Then, using an unscented wax candle, I carefully singed the edges of the fabric.
The singeing of the fabric has two purposes: 1. it seals the edges so that the fabric won’t fray, 2. it makes the fabric curl in to give the illusion of a flower petal.
I used a blush colored lace fabric to give the flowers a bit more delicate detail. Using nail scissors, I cut out along the edges of the shapes in the lace to make the flowers have a more textured look.
Once I had all of my pieces, I sorted out just those pieces I wanted to use. A few pieces had a slightly burned edge due to the singeing process. Then, I stacked the circles from largest to smallest, insuring that each flower had all four fabrics incorporated.
Once the main body of the flowers were finished, I stitched in a few pearls in the very center of each.
I made one larger flower for the center of the sash, and two smaller ones to go on the sides.
Next I got to working on the ribbon itself. I purchased a light champagne colored ribbon, and a lace ivory colored ribbon with small pearls attached throughout. Using a small needle, I stitched the two ribbons together at various points. I did not want the lace to lay completely flat against the ribbon, so I only secured it at the tops and middle of the lace.
Once the ribbon was ready, I secured the three flowers with needle and ivory thread so that they would be positioned just slightly to the right of my middle.
It took many hours to complete this, but I couldn’t be happier with the final result. I cannot wait to see what it will look like on my wedding gown.
The countdown toward wedding day has started. Although perhaps a bit early, we decided to send out our save the dates a year in advance. It will give our guests more than enough time to get any affairs sorted before flying out to New England. We’ll be travelling a lot in the upcoming year to plan the wedding and I am a little nervous about planning a wedding that will take place across the country from where we live, but excited nonetheless.
James and I are both quite detail oriented and most importantly place a lot of thought and value into any aesthetics surrounding our lives. Creating the save the dates was a much more intensive process than we initially thought, but even after the frustrations of not finding just the right shades of paper and figuring out just how to create our mailing labels, we were happy with the finished products.

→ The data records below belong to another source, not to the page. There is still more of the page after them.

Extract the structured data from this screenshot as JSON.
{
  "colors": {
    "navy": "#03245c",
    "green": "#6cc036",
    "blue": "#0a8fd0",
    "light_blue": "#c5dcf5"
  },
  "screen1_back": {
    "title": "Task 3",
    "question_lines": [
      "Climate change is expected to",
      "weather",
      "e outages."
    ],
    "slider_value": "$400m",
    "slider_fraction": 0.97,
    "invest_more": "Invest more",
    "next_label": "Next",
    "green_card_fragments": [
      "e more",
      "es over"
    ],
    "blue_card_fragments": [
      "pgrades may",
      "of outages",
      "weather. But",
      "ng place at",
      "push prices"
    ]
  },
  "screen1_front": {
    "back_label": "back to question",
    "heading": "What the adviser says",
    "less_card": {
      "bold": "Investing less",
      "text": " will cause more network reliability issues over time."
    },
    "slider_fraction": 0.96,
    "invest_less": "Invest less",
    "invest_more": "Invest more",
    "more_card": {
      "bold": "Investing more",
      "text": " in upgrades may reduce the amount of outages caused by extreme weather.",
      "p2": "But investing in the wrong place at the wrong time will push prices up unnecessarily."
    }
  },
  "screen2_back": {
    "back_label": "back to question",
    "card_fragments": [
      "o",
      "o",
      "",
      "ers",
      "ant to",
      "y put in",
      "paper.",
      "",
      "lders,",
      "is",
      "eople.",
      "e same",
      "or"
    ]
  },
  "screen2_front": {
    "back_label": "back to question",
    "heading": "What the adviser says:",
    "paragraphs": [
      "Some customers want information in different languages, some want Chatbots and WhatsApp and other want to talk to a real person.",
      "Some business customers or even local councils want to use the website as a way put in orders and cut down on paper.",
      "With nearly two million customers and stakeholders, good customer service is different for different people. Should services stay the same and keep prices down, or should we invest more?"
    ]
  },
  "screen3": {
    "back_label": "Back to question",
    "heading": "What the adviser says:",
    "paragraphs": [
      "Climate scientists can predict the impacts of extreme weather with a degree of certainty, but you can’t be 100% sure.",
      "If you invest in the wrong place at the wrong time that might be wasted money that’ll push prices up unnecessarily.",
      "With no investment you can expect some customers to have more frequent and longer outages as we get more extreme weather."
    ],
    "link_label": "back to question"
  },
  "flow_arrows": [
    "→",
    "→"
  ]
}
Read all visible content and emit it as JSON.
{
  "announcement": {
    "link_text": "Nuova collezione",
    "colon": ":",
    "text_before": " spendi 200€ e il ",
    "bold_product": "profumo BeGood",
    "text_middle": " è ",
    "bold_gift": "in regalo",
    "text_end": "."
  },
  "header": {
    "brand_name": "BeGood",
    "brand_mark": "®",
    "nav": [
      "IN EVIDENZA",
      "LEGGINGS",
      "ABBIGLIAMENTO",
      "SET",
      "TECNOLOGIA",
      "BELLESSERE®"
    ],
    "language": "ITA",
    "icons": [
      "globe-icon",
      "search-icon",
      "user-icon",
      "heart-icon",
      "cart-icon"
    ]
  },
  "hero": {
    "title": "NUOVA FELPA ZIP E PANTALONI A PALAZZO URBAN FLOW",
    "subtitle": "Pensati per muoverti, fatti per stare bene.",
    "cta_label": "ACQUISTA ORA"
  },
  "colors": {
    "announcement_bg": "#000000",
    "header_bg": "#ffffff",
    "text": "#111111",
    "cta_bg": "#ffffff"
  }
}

Paper and labels weren’t our only obstacles along the way. It seemed that every idea we had was faced with a great challenge. We decided to create a pseudo train ticket format to signal out the date of our wedding by creating a calendar box and punching out the holes for the month and day. The process of creating the images we wanted was easy peasy, but finding the pieces to execute our ideas didn’t prove to be such. After we had finally found papers we were content with, a great print shop to handle the printing and cutting, spent hours cutting and gluing the labels, and even much thought devoted to what stamps we should use, we were faced with the duty of finding a hole puncher. You would think that that would be the least of our worries, but apparently no place we visited, art supply or office supply store, carried something as simple as a 1/8′ hole puncher. So we decided to do the next logical thing that anyone would do in the year 2013: we purchased one online. ‘Problem solved!’ – we thought. ‘I think not!’ said the hole puncher. We received our hole puncher and were ready to finish our lovely save the dates to find that the hole puncher was not long enough to reach our desired area on the cards. James was a flurry of frustration, but I didn’t want to give up so soon. So we decided to take it apart, which as has been the theme, put up a bigger fight than it should have. As you can see I literally torched the thing and it was still resilient.
In the end, we won.
We each took half the pile to put in the mail box. The first project for our wedding complete.
And off they went! A labor of love. If we were able to beat all these pesky little blocks in the road, we can do anything.